▶ [Problem statement]:
All the entries below should be reproduced exactly.

▶ [Raw data]:

···

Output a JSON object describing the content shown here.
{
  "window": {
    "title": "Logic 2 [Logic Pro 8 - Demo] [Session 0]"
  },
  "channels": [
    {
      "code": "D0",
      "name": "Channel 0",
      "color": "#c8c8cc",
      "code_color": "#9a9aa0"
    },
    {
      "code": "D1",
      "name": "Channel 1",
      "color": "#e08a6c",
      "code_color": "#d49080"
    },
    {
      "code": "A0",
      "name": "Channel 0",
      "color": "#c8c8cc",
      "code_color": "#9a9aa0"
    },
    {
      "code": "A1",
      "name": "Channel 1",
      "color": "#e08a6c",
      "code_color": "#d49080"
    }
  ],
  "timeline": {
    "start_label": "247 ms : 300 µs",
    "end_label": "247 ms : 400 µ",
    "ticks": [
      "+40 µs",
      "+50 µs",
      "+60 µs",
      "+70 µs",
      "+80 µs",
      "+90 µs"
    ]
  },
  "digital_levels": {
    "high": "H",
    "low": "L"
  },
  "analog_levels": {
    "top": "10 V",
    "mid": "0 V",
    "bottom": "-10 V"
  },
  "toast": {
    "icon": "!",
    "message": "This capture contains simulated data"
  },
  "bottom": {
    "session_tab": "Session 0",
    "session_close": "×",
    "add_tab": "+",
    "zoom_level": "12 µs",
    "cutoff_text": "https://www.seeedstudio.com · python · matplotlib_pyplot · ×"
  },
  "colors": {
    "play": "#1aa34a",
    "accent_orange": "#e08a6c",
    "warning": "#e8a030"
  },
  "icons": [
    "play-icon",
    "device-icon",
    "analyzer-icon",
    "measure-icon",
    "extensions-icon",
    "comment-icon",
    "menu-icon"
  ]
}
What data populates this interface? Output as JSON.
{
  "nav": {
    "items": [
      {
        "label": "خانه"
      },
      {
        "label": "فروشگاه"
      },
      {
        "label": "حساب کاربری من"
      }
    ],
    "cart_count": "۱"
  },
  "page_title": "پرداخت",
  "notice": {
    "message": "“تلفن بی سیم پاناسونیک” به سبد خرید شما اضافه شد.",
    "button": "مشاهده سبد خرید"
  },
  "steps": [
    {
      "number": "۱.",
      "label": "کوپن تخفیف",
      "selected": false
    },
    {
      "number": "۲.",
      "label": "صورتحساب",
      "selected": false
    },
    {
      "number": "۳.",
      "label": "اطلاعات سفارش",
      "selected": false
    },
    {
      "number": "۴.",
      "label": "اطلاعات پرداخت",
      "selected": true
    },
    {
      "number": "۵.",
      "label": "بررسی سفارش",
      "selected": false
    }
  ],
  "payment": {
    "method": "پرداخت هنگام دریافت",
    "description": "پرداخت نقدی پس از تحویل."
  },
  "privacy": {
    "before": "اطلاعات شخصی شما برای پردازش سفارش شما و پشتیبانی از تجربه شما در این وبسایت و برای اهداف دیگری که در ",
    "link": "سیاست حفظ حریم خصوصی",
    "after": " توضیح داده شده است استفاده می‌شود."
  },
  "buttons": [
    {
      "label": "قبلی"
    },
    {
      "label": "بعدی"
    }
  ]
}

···

▶ [Answer box]:
Output a JSON object describing the content shown here.
{
  "window": {
    "title": "Logic 2 [Logic Pro 8 - Demo] [Session 0]"
  },
  "channels": [
    {
      "code": "D0",
      "name": "Channel 0",
      "color": "#c8c8cc",
      "code_color": "#9a9aa0"
    },
    {
      "code": "D1",
      "name": "Channel 1",
      "color": "#e08a6c",
      "code_color": "#d49080"
    },
    {
      "code": "A0",
      "name": "Channel 0",
      "color": "#c8c8cc",
      "code_color": "#9a9aa0"
    },
    {
      "code": "A1",
      "name": "Channel 1",
      "color": "#e08a6c",
      "code_color": "#d49080"
    }
  ],
  "timeline": {
    "start_label": "247 ms : 300 µs",
    "end_label": "247 ms : 400 µ",
    "ticks": [
      "+40 µs",
      "+50 µs",
      "+60 µs",
      "+70 µs",
      "+80 µs",
      "+90 µs"
    ]
  },
  "digital_levels": {
    "high": "H",
    "low": "L"
  },
  "analog_levels": {
    "top": "10 V",
    "mid": "0 V",
    "bottom": "-10 V"
  },
  "toast": {
    "icon": "!",
    "message": "This capture contains simulated data"
  },
  "bottom": {
    "session_tab": "Session 0",
    "session_close": "×",
    "add_tab": "+",
    "zoom_level": "12 µs",
    "cutoff_text": "https://www.seeedstudio.com · python · matplotlib_pyplot · ×"
  },
  "colors": {
    "play": "#1aa34a",
    "accent_orange": "#e08a6c",
    "warning": "#e8a030"
  },
  "icons": [
    "play-icon",
    "device-icon",
    "analyzer-icon",
    "measure-icon",
    "extensions-icon",
    "comment-icon",
    "menu-icon"
  ]
}
What data populates this interface? Output as JSON.
{
  "nav": {
    "items": [
      {
        "label": "خانه"
      },
      {
        "label": "فروشگاه"
      },
      {
        "label": "حساب کاربری من"
      }
    ],
    "cart_count": "۱"
  },
  "page_title": "پرداخت",
  "notice": {
    "message": "“تلفن بی سیم پاناسونیک” به سبد خرید شما اضافه شد.",
    "button": "مشاهده سبد خرید"
  },
  "steps": [
    {
      "number": "۱.",
      "label": "کوپن تخفیف",
      "selected": false
    },
    {
      "number": "۲.",
      "label": "صورتحساب",
      "selected": false
    },
    {
      "number": "۳.",
      "label": "اطلاعات سفارش",
      "selected": false
    },
    {
      "number": "۴.",
      "label": "اطلاعات پرداخت",
      "selected": true
    },
    {
      "number": "۵.",
      "label": "بررسی سفارش",
      "selected": false
    }
  ],
  "payment": {
    "method": "پرداخت هنگام دریافت",
    "description": "پرداخت نقدی پس از تحویل."
  },
  "privacy": {
    "before": "اطلاعات شخصی شما برای پردازش سفارش شما و پشتیبانی از تجربه شما در این وبسایت و برای اهداف دیگری که در ",
    "link": "سیاست حفظ حریم خصوصی",
    "after": " توضیح داده شده است استفاده می‌شود."
  },
  "buttons": [
    {
      "label": "قبلی"
    },
    {
      "label": "بعدی"
    }
  ]
}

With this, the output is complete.